One of the most identifiable qualities of the buildings of Frank Lloyd Wright is the sense of the structure appearing of-the-land around it, inside and out. New buildings like Manifold can take time to melt into the landscape — greens you could putt on, cascading koi ponds, and beautifully stained concrete tiles insulate the two-building facility from the creeping marsh around it. Someone during the session observed Manifold stands like a new church in a clearing, in the woods. I like that analogy because Manifold is temple of acoustics and technology, and its pastors are Wes Lachot and Michael Tiemann.
Thank you, Michael for hosting us, for the espressos you made me, your amazing enthusiasm, and for the opportunity to have a blast creating in one of the finest recording studios in the world. Thank you, Ian for doing so many things as I would have done them without me needing to ask, and for great ears in finishing my mix (now our mix) when it was time for me to catch my plane back to L.A. It’s been fun telling friends and clients about my experience at Manifold, and I’ve been conscious of how I’ve described it in a nutshell.
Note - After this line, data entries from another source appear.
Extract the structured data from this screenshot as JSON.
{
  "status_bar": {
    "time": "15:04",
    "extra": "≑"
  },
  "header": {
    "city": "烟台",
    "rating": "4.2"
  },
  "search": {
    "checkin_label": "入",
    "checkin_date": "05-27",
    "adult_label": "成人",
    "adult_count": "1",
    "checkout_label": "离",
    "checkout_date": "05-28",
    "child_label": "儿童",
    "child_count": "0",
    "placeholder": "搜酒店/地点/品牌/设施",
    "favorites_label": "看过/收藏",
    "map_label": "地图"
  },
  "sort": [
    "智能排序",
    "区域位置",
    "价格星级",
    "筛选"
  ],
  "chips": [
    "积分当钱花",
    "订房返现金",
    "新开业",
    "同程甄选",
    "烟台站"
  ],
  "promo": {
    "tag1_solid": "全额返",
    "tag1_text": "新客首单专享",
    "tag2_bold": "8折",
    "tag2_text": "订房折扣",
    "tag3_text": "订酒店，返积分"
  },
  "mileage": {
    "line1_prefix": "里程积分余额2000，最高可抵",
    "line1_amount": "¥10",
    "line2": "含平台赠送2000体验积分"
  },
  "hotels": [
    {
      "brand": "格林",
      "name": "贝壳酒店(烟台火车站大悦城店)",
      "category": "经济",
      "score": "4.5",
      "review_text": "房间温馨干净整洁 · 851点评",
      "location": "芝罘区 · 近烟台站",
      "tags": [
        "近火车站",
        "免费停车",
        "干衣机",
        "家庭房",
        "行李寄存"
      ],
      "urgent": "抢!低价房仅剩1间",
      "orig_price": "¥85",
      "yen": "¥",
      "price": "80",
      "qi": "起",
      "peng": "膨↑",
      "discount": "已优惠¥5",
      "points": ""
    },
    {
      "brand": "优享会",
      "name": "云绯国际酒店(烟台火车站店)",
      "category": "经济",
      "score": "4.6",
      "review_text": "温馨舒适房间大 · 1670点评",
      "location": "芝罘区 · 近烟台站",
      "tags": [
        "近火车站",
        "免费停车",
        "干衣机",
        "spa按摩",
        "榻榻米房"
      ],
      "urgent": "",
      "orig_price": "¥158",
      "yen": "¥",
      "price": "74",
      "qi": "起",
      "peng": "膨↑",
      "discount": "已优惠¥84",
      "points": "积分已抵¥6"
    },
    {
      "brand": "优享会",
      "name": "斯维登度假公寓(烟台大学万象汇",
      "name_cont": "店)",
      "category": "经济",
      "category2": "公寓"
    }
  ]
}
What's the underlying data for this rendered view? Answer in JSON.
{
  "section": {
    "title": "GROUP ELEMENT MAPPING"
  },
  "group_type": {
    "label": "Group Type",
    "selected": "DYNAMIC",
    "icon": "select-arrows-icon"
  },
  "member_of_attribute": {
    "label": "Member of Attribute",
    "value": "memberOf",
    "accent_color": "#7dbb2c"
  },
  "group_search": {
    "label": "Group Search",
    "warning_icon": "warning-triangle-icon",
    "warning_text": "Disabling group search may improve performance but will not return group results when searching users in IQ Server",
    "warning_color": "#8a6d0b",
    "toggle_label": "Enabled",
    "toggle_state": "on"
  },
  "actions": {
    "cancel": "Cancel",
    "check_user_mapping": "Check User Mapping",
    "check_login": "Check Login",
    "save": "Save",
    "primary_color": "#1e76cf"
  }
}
But now that I’ve reflected back on it via this article, it’s clearer than ever that Manifold must be one of the finest music-dedicated studios built in the world in the last decade.
While Manifold has already been used for quite a few recordings and mixes, the studio has yet to officially open at the time of this writing. There are a few small kinks to yet to iron out, nevertheless Michael was gracious enough to allow us to take the studio for a test drive. I had a hard time adjusting to the cool, ambient temperature required to keep the console at the ideal temperature. It makes me think of Steve Albini’s gear racks, which integrate air-conditioning outlets at the top, directly above the gear. “Cool the gear, not the people.”
The mind-boggling digital integration of the studio would have made some situations nearly impossible for me to troubleshoot on my own. But that’s Michael’s world, and he was always on hand to keep everything talking. What Manifold needs right now is its first scratch: a Coke spilled in the console, a mic tree knocked over, a big scratch across the floor. I think it will help Manifold cross over from most thoughtfully designed studio to most loved place to record. Perhaps you will be lucky enough to give them that.
Over the course of two days (plus setup, plus an all-nighter), the Miraverse manifested its effect at Manifold Studios, creating a finished recording that achieved a rare result: It exceeded my expectations.
Manifold Recording | manifoldrecording.com
Alex Oana is a recording engineer, producer and mixer who helps engineers, producers and musicians find the right gear through sales at Vintage King Audio.